Web page and app entries
****************************************

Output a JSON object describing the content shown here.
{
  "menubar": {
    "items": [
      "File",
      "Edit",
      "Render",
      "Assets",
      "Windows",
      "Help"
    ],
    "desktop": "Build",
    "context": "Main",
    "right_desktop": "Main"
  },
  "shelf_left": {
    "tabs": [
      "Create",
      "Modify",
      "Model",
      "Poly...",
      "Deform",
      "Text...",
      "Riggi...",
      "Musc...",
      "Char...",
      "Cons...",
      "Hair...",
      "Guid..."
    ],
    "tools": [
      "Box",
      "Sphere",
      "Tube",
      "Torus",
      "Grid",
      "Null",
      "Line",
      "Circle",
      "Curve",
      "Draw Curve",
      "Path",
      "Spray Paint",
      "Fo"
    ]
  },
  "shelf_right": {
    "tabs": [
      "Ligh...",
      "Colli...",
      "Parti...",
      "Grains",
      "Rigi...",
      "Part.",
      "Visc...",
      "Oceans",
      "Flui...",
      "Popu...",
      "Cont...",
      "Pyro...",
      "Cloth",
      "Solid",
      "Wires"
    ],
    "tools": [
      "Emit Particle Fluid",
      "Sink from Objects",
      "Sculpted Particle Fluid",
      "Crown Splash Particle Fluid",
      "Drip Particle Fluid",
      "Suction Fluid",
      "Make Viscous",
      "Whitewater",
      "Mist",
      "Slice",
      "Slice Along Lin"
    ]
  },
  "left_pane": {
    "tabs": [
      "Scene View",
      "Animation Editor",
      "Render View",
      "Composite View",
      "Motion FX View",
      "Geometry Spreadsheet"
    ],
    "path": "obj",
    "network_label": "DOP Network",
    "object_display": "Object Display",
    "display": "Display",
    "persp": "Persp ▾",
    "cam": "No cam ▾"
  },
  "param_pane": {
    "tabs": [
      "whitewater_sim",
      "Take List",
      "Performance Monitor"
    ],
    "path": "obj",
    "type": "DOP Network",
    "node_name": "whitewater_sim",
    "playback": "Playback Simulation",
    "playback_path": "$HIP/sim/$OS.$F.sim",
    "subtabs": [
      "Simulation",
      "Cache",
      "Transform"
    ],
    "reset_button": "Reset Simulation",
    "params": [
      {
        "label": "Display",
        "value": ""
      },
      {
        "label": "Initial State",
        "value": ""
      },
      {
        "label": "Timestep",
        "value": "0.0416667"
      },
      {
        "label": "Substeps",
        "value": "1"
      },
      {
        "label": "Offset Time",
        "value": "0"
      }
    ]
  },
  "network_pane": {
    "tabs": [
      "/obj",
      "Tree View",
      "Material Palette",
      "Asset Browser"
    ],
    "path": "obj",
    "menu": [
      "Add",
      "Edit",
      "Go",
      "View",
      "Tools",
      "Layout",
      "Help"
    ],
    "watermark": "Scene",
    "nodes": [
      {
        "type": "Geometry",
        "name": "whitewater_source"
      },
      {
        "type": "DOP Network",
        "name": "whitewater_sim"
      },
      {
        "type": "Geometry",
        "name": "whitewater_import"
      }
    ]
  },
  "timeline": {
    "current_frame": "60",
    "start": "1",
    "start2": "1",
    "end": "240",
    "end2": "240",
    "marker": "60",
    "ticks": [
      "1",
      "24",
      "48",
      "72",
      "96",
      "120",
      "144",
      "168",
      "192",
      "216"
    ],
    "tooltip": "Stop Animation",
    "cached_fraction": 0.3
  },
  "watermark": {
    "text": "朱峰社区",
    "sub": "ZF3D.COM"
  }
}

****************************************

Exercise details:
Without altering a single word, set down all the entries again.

Solution below:
Output a JSON object describing the content shown here.
{
  "menubar": {
    "items": [
      "File",
      "Edit",
      "Render",
      "Assets",
      "Windows",
      "Help"
    ],
    "desktop": "Build",
    "context": "Main",
    "right_desktop": "Main"
  },
  "shelf_left": {
    "tabs": [
      "Create",
      "Modify",
      "Model",
      "Poly...",
      "Deform",
      "Text...",
      "Riggi...",
      "Musc...",
      "Char...",
      "Cons...",
      "Hair...",
      "Guid..."
    ],
    "tools": [
      "Box",
      "Sphere",
      "Tube",
      "Torus",
      "Grid",
      "Null",
      "Line",
      "Circle",
      "Curve",
      "Draw Curve",
      "Path",
      "Spray Paint",
      "Fo"
    ]
  },
  "shelf_right": {
    "tabs": [
      "Ligh...",
      "Colli...",
      "Parti...",
      "Grains",
      "Rigi...",
      "Part.",
      "Visc...",
      "Oceans",
      "Flui...",
      "Popu...",
      "Cont...",
      "Pyro...",
      "Cloth",
      "Solid",
      "Wires"
    ],
    "tools": [
      "Emit Particle Fluid",
      "Sink from Objects",
      "Sculpted Particle Fluid",
      "Crown Splash Particle Fluid",
      "Drip Particle Fluid",
      "Suction Fluid",
      "Make Viscous",
      "Whitewater",
      "Mist",
      "Slice",
      "Slice Along Lin"
    ]
  },
  "left_pane": {
    "tabs": [
      "Scene View",
      "Animation Editor",
      "Render View",
      "Composite View",
      "Motion FX View",
      "Geometry Spreadsheet"
    ],
    "path": "obj",
    "network_label": "DOP Network",
    "object_display": "Object Display",
    "display": "Display",
    "persp": "Persp ▾",
    "cam": "No cam ▾"
  },
  "param_pane": {
    "tabs": [
      "whitewater_sim",
      "Take List",
      "Performance Monitor"
    ],
    "path": "obj",
    "type": "DOP Network",
    "node_name": "whitewater_sim",
    "playback": "Playback Simulation",
    "playback_path": "$HIP/sim/$OS.$F.sim",
    "subtabs": [
      "Simulation",
      "Cache",
      "Transform"
    ],
    "reset_button": "Reset Simulation",
    "params": [
      {
        "label": "Display",
        "value": ""
      },
      {
        "label": "Initial State",
        "value": ""
      },
      {
        "label": "Timestep",
        "value": "0.0416667"
      },
      {
        "label": "Substeps",
        "value": "1"
      },
      {
        "label": "Offset Time",
        "value": "0"
      }
    ]
  },
  "network_pane": {
    "tabs": [
      "/obj",
      "Tree View",
      "Material Palette",
      "Asset Browser"
    ],
    "path": "obj",
    "menu": [
      "Add",
      "Edit",
      "Go",
      "View",
      "Tools",
      "Layout",
      "Help"
    ],
    "watermark": "Scene",
    "nodes": [
      {
        "type": "Geometry",
        "name": "whitewater_source"
      },
      {
        "type": "DOP Network",
        "name": "whitewater_sim"
      },
      {
        "type": "Geometry",
        "name": "whitewater_import"
      }
    ]
  },
  "timeline": {
    "current_frame": "60",
    "start": "1",
    "start2": "1",
    "end": "240",
    "end2": "240",
    "marker": "60",
    "ticks": [
      "1",
      "24",
      "48",
      "72",
      "96",
      "120",
      "144",
      "168",
      "192",
      "216"
    ],
    "tooltip": "Stop Animation",
    "cached_fraction": 0.3
  },
  "watermark": {
    "text": "朱峰社区",
    "sub": "ZF3D.COM"
  }
}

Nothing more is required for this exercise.